A common misconception when people talk about antistatic coverings is that they really mean a covering in the category “electrostatic dissipative” or “electrostatic conductive”, that are usually referred to as ESD-coverings.

An antistatic main property is that it reduces the triboelectric charge between footwear of the personnel moving on the covering and the covering itself, this will in turn avoid uncomfortable discharges upon touch, but no more than that.

NB: The human sensitivity threshold for static electricity is approx 3000V.

Antistatic coverings can not be grounded and therefore can not remove surplus charge. The effect is determined from its ability to reduce triboelectric charge and varies with humidity. 

This covering is unsuitable in ESD-sensitive areas, where raw electronic components are exposed or in explosive/flammable areas. For areas such as these use ESD-coverings belonging to the categories electrostatic dissipative/conductive which are grounded. Typical areas are electronic production/service and within certain industries such as telecommunication, IT, hospitals, technical clean rooms, X-ray/MRI, laboratories etc.
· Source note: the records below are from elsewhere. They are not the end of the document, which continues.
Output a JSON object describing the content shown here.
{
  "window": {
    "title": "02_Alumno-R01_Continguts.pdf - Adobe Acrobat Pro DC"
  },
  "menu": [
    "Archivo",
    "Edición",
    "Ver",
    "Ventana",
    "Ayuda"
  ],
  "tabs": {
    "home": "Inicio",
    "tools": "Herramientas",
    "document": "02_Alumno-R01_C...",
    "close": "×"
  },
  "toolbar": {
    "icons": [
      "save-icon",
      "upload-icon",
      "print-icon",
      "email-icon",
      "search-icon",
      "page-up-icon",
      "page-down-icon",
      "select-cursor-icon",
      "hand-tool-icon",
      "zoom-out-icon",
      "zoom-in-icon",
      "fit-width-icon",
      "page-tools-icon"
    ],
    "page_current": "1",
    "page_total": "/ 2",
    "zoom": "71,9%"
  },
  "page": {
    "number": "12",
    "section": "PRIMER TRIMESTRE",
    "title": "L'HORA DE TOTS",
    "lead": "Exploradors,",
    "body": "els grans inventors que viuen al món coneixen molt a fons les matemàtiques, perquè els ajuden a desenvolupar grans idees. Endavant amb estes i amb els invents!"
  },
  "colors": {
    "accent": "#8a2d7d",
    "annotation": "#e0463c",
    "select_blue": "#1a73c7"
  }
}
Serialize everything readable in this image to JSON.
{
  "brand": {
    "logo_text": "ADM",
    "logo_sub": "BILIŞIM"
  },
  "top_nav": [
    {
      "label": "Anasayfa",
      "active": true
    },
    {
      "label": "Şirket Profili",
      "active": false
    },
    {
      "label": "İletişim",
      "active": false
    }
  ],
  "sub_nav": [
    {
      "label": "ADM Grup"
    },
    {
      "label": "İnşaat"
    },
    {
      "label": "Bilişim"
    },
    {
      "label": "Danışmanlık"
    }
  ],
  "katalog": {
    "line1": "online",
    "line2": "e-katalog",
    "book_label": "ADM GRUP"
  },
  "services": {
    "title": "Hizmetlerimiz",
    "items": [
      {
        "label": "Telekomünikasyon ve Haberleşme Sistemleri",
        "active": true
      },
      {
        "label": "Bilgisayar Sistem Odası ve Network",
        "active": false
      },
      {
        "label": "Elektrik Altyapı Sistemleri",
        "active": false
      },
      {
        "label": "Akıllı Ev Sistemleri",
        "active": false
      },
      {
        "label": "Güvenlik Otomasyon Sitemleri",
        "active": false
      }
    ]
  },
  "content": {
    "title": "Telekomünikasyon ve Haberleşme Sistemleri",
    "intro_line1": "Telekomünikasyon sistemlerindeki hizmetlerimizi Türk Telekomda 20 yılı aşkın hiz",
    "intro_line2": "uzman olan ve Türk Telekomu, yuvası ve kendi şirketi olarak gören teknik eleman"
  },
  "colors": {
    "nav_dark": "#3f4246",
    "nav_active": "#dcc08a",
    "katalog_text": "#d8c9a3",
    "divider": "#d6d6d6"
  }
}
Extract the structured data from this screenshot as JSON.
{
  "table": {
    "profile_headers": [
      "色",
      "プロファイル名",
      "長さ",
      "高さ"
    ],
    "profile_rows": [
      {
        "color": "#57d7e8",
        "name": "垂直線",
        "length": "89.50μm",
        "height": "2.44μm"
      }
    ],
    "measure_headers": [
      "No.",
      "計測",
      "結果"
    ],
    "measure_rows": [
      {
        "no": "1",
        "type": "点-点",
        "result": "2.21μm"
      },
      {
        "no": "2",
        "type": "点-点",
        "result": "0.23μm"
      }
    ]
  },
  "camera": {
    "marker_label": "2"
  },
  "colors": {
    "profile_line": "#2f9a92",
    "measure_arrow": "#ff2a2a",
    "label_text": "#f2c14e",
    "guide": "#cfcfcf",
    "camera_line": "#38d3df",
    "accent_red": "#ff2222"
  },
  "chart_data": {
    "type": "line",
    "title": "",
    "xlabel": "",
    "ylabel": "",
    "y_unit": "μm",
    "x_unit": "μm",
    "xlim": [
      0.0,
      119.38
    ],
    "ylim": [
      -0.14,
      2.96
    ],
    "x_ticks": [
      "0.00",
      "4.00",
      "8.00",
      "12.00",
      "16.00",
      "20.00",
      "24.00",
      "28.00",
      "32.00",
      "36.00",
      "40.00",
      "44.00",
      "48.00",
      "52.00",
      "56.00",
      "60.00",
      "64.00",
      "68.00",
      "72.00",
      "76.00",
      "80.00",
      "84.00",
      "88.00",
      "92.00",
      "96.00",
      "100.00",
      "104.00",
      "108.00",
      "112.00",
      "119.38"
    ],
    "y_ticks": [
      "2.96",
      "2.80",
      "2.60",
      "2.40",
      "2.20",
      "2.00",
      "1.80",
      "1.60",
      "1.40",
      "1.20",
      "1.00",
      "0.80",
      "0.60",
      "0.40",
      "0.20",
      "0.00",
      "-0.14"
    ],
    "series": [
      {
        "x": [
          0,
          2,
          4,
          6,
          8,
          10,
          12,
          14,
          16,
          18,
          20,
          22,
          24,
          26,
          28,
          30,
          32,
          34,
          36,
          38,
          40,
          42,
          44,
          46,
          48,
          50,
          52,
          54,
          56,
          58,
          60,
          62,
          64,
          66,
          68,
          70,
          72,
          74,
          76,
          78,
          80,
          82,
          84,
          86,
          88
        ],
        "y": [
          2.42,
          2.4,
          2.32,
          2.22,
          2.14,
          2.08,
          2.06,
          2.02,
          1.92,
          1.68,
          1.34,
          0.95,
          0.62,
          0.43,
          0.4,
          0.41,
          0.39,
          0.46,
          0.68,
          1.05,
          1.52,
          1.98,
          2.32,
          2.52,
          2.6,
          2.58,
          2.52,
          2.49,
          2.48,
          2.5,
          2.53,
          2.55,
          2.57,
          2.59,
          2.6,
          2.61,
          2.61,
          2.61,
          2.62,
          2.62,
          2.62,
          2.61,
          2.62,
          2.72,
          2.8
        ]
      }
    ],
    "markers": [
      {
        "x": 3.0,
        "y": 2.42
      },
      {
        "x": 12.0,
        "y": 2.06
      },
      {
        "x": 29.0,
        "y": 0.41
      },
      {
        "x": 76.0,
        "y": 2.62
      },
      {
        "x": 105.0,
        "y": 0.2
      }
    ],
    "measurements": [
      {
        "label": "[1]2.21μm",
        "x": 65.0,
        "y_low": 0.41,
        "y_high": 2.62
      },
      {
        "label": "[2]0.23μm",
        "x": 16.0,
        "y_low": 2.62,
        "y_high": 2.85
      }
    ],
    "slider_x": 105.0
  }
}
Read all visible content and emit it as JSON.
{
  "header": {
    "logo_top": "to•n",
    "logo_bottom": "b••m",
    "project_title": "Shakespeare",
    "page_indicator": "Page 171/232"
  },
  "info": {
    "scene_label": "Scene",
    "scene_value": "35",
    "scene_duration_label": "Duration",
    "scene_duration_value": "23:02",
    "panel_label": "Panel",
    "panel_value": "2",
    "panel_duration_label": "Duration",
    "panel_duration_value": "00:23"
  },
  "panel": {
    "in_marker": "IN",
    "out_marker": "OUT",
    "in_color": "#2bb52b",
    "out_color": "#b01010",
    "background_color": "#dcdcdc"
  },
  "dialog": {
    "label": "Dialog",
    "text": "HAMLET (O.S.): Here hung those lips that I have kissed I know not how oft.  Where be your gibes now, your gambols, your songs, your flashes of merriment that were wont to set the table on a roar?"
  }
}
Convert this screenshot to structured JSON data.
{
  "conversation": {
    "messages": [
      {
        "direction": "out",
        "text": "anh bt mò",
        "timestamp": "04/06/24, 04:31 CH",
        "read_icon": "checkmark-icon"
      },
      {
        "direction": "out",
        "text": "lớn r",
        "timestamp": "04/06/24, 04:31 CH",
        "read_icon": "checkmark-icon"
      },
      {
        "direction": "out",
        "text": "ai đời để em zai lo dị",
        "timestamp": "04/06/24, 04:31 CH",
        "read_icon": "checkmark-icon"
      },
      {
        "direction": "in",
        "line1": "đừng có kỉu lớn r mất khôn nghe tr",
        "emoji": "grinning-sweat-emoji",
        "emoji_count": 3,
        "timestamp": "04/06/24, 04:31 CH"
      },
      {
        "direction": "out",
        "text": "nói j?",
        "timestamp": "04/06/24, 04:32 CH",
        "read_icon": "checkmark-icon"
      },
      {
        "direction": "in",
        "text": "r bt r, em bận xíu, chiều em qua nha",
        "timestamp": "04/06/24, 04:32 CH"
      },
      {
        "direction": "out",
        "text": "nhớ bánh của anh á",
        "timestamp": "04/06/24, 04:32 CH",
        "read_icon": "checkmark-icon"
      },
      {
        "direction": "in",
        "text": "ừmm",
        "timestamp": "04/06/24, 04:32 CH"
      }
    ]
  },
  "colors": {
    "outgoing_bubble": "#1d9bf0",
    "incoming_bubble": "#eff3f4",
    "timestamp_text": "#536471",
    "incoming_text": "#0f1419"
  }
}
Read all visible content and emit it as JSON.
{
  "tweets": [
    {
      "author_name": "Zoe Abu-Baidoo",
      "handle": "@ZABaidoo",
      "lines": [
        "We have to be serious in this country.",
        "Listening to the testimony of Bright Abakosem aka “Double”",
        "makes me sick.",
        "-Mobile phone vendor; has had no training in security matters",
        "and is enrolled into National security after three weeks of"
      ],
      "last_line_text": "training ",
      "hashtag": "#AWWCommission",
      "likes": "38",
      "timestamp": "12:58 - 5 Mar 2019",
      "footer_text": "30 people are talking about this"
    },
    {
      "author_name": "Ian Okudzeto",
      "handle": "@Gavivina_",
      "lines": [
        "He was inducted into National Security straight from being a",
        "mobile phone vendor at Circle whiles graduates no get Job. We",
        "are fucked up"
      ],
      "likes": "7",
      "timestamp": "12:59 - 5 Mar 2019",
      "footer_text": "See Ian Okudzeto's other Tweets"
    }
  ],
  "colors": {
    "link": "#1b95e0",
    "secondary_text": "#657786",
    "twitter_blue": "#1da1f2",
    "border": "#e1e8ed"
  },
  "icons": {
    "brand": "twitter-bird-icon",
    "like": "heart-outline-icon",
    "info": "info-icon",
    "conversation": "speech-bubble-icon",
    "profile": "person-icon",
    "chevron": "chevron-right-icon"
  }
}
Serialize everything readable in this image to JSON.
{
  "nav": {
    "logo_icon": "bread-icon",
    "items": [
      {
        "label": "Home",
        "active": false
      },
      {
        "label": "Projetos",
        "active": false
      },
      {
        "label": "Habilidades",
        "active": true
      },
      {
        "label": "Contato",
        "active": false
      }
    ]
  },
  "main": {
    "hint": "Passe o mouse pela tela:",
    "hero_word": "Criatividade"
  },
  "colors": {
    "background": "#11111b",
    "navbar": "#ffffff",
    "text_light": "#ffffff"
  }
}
Please note that the terms static dissipative and conductive are no longer used in the ESD standards, but are still used within the covering industry.

Electrostatic dissipative coverings have a resistance (R) between 1×106 (1MΩ) and 1×109 (1GΩ). 

Electrostatic conductive converings have a resistance (R) <1×106 (1MΩ).

There are no apparent advantages with conductive coverings compared to dissipative. But, in explosive areas a shorter discharge time is an important property.

Within the electronics industry or in areas where sensitive electronics are exposed the max allowed body charge (<100V) according to the aforementioned standards. This is almost impossible to enforce without introducing mandatory requirements for ESD-footwear/heel-straps. In this context the phrase “system resistance” is used, which signifies the total resistance to ground measured from person to earth through footwear and coverings. Max allowed system resistance is  <3.5 x107 Ω (<35MΩ). Both practical tests and mathematics proves that body charge never exceeds 100V when system resistance is kept below this level. Also, coverings with resistance (R) between 35MΩ and 1GΩ are able to cope with the requirement of a max body charge of <100V but only if it is documented through a standardised test (Walking test) which simulates a realistic movement pattern on a covering. The humidity also affects the properties of dissipative/conductive coverings. Low humidity reduces the conductivity and high humidity works in reverse.

In sectors and industries where it’s not practically possible to introduce mandatory ESD-footwear requirements, it is especially important to not only analyze the covering’s resistance (R) but also the covering’s triboelectric properties. A covering with a lower resistance to ground is not necessarily a better choice than a covering with higher resistance, i.e. 1×108 compared to 1×109 Ω.

In a “controlled” environment the triboelectric charge can be a deciding factor.

Study the product sheet and do not only choose a covering based on a single parameter. Generally it can be said that coverings based on rubber generate less charge than vinyl.

For security reasons it is necessary with a lower resistance limit to avoid dangerous electric discharges upon touch i.e. when its a high main voltage. A minimum resistance (R) of 100kΩ (1×105) is recommended. Personnel safety is always the top priority.

Grounding of the coverings

Electrostatic dissipative/conductive covering tiles must be grounded through the raised access floor construction to have the desired effect. ESD-tiles are glued on the panels, i.e. Gammacore, by using an electrically conductive glue. The panels are electrically connected to the supporting steel-construction. The coverings should have at least one connection to electric ground for each 100m2 area. Usually the supporting steel construction is already connected to electric ground for other reasons. If they are not, this can easily be fixed by an electrician. Important: Always make sure the conductive glue is at least as conductive as the ESD-tiles and that the glue’s conductive properties do not deteriorate for many years. Check the electronic continuity between the tiles and the steel construction. Adhere to the installation-guide from the covering manufacturer.